Play a mime game, either by having different jobs mimed and ending up with a mime for a doctor or alternatively having several different mimes of a doctor's job - for example, using a stethoscope, testing reflexes, taking blood pressure, looking into ears and throats, tapping chest and back, feeling glands.

2. Ask the children who has been to the doctors in the last week? The last month? The last year? Doctors have a very important place in our everyday lives as they can help us get well again when we are ill. Even if you've never been ill, it is still good to know that there is a doctor there just in case.

3. Doctors do such important work for us. They have long years of training to learn all they need about how our body works and to be able to decide what sorts of medicines or treatment we need. It's a big job!

4. It is such an important job that Christians usually remember the work of those who care for the sick when they pray in church every week. They know that doctors will need God's help to do a good job. Today is the day that the Christian Church remembers St Luke, who was a doctor. He was also a writer and is the author of two books in the Bible about Jesus and how the Church began. As a doctor he travelled with St Paul, who told people about Jesus. We know that Paul also got ill - possibly with poor eyesight - and that the others who travelled with them became sick sometimes.
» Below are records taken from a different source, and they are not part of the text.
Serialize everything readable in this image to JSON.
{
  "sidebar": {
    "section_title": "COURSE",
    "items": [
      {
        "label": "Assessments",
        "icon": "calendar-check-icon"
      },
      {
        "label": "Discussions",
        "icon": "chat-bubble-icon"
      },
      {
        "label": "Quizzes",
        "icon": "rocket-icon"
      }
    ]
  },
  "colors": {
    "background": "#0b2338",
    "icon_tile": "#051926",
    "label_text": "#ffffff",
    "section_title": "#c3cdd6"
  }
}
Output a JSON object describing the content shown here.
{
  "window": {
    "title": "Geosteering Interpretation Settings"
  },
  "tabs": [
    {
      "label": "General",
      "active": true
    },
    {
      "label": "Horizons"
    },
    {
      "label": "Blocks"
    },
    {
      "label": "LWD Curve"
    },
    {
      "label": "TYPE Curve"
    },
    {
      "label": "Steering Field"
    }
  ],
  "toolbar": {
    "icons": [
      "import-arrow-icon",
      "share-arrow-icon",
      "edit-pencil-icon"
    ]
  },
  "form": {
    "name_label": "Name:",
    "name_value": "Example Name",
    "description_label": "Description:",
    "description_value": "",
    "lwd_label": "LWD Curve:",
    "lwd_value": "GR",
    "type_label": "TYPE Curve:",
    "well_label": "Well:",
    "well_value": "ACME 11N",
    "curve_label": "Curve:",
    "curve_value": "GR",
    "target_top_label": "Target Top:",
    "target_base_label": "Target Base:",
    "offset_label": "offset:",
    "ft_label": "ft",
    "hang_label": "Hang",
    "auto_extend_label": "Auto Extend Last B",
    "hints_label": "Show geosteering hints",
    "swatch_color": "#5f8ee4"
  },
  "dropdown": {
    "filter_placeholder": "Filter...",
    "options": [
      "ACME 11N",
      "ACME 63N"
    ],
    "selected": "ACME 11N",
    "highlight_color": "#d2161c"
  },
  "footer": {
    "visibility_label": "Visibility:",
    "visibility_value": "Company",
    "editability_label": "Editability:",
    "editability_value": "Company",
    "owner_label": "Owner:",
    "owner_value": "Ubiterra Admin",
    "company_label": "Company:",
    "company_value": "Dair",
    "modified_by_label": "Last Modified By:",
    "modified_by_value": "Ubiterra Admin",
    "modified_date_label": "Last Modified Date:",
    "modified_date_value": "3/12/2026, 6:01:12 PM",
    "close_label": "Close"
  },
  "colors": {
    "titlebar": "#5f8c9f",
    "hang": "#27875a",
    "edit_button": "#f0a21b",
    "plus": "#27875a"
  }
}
It is quite likely that it would have been St Luke who used his skill as a doctor to treat them as they travelled.

5. Luke's story about Jesus contains many examples of how he healed those who were sick. He was particularly interested in how Jesus helped those whom most doctors had given up on and for whom nobody else really cared at any more. Christians believe that God calls us to care for all people whatever their background and however sick or ill they may be.

One of the stories that only Luke records is found in Chapter 13:10-17. It is about a woman who had had a severe back problem for many years. Others no longer cared for her but Jesus noticed her and did something.

6. The story could be acted out by a few children as it is read. You will need one group to be those who are the congregation in a synagogue and at least three other individuals (the woman, Jesus and the leader of the synagogue). The congregation needs to rehearse looking annoyed, then surprised, then shocked and finally full of joy. The synagogue ruler needs to be angry with Jesus once the healing has taken place. Jesus needs to hold out his hand towards the woman as a sign of healing. The woman should at first be bent double and then slowly she straightens up as she is healed. Read the story slowly in a modern version of the Bible and cue in the actions from the children for the different characters involved.

7. St Luke knew that being a doctor who could heal people was a great gift but it was a gift that came from God and doctors needed God's help. Not all illnesses are to do just with our bodies. We can be sick in other ways too - because we are sad, lonely, fearful or worried. St Luke knew that only God can help us with all these illnesses and sicknesses and that God's power works alongside operations and tablets to change things. St Luke used his skill as a doctor but he also knew about the power of prayer. He would have asked God to be close to those he treated. Christians do the same today. This too is healing.

8. Have a time for reflection and prayer when the children can thank God for doctors and the way they help us; pray for those they know who were sick; and ask God to give them the extra healing of peace that only God can bring.

Acknowledgements

Photo by Aaron Burden on Unsplash